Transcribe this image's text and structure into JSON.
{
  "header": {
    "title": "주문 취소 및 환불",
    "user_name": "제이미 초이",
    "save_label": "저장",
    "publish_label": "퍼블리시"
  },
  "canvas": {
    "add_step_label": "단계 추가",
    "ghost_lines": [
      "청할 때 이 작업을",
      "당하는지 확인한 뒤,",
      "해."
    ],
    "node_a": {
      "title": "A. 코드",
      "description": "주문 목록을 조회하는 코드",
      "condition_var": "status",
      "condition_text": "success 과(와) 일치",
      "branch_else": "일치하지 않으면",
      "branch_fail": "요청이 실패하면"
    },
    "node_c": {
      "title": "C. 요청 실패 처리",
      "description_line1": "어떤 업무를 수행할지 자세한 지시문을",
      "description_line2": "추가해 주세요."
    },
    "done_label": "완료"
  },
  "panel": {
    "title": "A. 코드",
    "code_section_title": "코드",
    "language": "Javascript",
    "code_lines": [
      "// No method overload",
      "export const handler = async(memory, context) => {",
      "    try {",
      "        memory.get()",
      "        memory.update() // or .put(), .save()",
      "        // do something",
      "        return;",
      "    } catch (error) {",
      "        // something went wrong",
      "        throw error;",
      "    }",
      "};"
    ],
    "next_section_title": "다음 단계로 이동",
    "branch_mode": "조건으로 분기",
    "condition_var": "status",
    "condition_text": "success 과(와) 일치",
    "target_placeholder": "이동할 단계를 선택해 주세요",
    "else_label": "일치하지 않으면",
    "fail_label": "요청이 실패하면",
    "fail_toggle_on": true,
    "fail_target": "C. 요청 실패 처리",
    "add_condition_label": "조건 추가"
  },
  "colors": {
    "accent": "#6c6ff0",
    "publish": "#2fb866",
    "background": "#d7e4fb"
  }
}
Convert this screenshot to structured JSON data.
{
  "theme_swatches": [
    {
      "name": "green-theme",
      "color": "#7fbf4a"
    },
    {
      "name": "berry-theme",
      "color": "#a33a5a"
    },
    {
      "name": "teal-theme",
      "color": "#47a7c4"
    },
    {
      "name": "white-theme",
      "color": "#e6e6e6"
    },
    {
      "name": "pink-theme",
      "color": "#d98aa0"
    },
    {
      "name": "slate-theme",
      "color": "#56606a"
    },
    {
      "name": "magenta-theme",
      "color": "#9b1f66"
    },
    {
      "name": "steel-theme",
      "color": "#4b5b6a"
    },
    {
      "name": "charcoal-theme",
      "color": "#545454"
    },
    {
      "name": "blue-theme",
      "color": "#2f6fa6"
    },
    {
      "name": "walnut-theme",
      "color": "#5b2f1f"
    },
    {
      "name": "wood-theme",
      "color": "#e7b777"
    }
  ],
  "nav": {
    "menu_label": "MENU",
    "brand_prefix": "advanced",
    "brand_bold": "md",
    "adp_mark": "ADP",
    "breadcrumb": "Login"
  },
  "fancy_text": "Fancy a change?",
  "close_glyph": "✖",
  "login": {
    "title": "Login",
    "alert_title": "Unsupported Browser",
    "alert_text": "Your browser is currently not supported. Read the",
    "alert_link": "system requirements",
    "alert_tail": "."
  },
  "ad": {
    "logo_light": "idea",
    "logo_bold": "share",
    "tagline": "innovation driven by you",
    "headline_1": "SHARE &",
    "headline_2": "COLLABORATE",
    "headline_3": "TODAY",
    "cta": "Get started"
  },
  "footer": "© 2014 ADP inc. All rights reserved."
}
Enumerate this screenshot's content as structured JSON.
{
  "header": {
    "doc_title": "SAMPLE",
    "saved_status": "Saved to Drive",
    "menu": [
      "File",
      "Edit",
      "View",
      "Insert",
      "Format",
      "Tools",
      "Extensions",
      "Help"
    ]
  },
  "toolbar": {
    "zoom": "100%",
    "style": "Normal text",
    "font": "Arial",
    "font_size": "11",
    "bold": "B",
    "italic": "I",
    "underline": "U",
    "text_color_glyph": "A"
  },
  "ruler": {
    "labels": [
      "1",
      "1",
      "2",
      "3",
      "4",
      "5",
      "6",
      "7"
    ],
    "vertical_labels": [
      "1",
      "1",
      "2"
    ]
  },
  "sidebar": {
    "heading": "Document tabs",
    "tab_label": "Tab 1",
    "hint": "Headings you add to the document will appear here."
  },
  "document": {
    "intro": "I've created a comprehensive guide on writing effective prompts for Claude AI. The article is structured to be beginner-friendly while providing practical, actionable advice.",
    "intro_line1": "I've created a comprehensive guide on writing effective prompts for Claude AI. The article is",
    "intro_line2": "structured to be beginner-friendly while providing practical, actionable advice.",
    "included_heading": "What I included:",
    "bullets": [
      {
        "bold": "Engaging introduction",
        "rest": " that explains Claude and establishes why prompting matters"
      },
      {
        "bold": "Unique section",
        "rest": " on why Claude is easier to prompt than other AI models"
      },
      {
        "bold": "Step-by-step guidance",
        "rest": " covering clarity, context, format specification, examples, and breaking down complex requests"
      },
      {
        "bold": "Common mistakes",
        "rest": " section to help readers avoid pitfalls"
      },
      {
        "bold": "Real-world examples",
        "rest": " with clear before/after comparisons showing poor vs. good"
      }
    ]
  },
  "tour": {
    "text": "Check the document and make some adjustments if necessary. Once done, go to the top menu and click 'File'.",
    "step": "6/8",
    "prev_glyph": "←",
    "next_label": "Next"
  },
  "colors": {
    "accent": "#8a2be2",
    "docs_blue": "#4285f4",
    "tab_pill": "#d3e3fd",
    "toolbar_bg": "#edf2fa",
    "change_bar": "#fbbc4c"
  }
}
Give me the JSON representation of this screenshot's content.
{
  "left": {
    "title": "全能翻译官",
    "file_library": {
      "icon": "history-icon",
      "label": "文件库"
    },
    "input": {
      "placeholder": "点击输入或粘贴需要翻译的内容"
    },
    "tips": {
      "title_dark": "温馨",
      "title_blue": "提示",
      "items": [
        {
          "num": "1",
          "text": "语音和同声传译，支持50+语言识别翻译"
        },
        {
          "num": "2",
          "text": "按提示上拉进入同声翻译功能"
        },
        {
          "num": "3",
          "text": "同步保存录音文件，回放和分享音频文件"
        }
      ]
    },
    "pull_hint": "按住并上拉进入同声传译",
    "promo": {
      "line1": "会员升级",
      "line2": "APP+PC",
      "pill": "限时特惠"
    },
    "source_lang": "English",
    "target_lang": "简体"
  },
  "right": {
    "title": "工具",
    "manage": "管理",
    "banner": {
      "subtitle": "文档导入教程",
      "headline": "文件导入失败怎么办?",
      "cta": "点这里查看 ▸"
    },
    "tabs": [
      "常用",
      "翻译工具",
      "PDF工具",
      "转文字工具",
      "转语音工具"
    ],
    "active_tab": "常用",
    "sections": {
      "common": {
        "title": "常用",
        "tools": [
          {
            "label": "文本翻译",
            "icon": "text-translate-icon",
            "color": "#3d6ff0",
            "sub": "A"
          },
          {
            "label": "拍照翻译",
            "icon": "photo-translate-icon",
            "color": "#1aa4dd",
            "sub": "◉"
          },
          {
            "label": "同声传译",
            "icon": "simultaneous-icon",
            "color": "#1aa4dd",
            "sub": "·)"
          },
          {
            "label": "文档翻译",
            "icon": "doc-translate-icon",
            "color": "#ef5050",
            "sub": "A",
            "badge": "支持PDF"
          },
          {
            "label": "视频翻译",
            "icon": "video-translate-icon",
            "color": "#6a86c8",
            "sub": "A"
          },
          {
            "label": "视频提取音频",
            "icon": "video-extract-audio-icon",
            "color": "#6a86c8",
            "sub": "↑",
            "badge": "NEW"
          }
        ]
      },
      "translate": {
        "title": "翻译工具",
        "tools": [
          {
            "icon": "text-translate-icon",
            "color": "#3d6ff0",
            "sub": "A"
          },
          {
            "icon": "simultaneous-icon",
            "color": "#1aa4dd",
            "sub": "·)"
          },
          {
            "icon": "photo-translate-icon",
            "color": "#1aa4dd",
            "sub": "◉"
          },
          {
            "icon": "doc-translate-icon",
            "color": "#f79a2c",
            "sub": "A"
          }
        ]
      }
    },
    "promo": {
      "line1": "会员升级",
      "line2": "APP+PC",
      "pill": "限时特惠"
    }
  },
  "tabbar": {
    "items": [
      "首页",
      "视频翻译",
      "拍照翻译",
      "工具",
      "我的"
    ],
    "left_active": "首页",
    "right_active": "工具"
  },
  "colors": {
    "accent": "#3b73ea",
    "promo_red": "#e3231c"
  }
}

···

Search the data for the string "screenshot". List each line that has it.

Convert this screenshot to structured JSON data.
Enumerate this screenshot's content as structured JSON.
Give me the JSON representation of this screenshot's content.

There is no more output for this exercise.